Collection entries
>>

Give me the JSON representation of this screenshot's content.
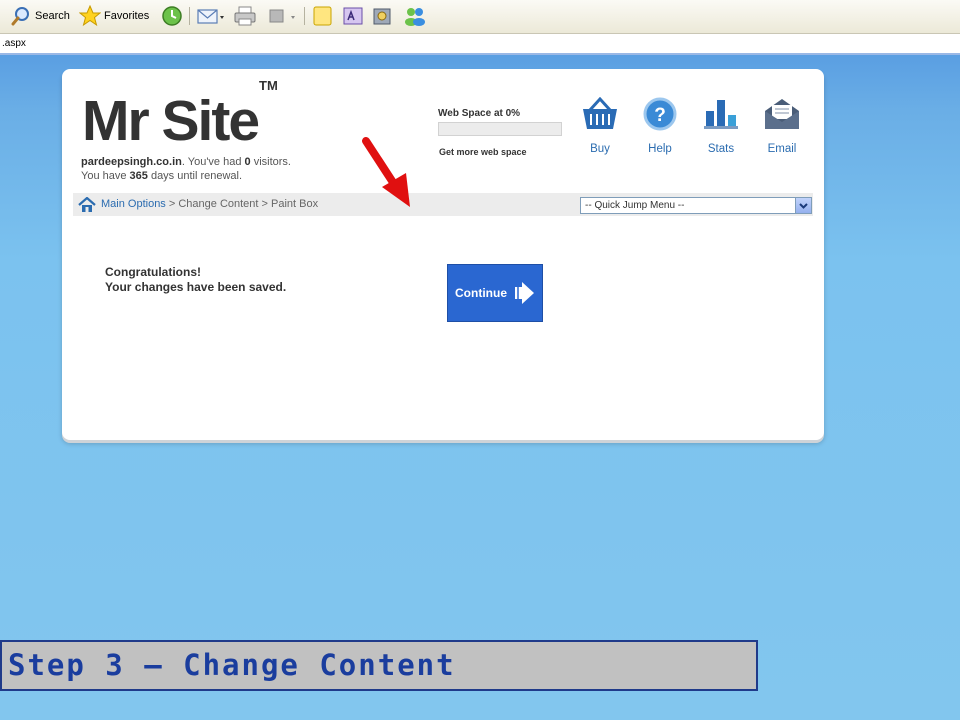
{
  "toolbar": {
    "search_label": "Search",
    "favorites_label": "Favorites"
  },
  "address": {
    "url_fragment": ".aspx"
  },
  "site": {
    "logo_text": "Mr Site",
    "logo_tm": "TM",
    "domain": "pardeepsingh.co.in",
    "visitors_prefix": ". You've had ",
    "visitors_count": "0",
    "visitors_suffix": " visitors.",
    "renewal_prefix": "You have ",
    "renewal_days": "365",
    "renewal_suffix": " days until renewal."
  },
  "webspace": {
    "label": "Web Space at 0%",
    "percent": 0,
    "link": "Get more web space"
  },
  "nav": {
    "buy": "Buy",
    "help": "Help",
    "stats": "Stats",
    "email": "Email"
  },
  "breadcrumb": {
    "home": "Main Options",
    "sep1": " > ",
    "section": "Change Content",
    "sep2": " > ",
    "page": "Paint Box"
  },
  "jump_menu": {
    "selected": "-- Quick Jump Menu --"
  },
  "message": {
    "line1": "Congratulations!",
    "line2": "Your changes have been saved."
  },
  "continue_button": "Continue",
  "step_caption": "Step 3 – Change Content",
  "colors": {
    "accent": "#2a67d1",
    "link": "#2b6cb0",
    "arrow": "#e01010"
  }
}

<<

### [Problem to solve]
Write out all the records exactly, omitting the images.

### [Task solution]
Give me the JSON representation of this screenshot's content.
{
  "toolbar": {
    "search_label": "Search",
    "favorites_label": "Favorites"
  },
  "address": {
    "url_fragment": ".aspx"
  },
  "site": {
    "logo_text": "Mr Site",
    "logo_tm": "TM",
    "domain": "pardeepsingh.co.in",
    "visitors_prefix": ". You've had ",
    "visitors_count": "0",
    "visitors_suffix": " visitors.",
    "renewal_prefix": "You have ",
    "renewal_days": "365",
    "renewal_suffix": " days until renewal."
  },
  "webspace": {
    "label": "Web Space at 0%",
    "percent": 0,
    "link": "Get more web space"
  },
  "nav": {
    "buy": "Buy",
    "help": "Help",
    "stats": "Stats",
    "email": "Email"
  },
  "breadcrumb": {
    "home": "Main Options",
    "sep1": " > ",
    "section": "Change Content",
    "sep2": " > ",
    "page": "Paint Box"
  },
  "jump_menu": {
    "selected": "-- Quick Jump Menu --"
  },
  "message": {
    "line1": "Congratulations!",
    "line2": "Your changes have been saved."
  },
  "continue_button": "Continue",
  "step_caption": "Step 3 – Change Content",
  "colors": {
    "accent": "#2a67d1",
    "link": "#2b6cb0",
    "arrow": "#e01010"
  }
}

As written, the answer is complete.